Exercise requirements
Check each line of the data below for the word "BKHN". How many lines have it? Answer with the number alone.

[Component data from apps and pages]

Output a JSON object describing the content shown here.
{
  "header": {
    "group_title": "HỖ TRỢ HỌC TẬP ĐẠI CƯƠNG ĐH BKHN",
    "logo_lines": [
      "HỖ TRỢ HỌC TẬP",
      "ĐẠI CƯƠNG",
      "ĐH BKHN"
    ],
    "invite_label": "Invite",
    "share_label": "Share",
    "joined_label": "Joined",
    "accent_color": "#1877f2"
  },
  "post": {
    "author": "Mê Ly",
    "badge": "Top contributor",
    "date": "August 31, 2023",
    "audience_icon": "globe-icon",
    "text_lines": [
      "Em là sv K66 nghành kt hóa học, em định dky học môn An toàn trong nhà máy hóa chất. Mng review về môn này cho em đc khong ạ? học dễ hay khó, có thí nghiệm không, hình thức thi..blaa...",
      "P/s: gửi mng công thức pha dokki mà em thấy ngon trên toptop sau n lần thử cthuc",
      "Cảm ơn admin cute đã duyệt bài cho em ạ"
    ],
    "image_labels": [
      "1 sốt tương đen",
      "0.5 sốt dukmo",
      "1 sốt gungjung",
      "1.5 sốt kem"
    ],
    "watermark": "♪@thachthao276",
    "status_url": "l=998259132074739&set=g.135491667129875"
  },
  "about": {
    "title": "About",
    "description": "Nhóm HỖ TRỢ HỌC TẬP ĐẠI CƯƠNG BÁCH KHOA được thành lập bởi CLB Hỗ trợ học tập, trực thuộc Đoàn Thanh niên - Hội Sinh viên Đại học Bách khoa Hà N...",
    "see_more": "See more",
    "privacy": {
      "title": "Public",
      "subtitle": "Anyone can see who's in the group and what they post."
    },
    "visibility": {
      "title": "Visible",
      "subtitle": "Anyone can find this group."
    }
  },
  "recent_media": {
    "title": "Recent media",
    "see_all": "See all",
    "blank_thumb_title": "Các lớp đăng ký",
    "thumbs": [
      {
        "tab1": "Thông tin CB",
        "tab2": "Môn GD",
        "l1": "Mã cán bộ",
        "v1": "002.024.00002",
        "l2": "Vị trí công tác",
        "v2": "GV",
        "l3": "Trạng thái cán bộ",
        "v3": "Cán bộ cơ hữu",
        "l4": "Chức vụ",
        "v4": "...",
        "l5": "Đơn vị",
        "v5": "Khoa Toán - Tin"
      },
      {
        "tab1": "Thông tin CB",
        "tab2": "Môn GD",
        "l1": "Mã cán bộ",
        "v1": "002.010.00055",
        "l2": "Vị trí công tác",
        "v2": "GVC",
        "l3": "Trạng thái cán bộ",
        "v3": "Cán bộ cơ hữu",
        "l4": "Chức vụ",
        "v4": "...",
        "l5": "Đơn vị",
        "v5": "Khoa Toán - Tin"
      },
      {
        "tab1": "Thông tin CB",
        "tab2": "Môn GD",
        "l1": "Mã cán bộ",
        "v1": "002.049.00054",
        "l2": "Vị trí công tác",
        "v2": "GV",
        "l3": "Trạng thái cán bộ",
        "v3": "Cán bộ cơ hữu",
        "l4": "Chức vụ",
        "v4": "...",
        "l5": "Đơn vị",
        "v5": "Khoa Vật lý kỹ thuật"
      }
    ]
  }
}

Answer box
2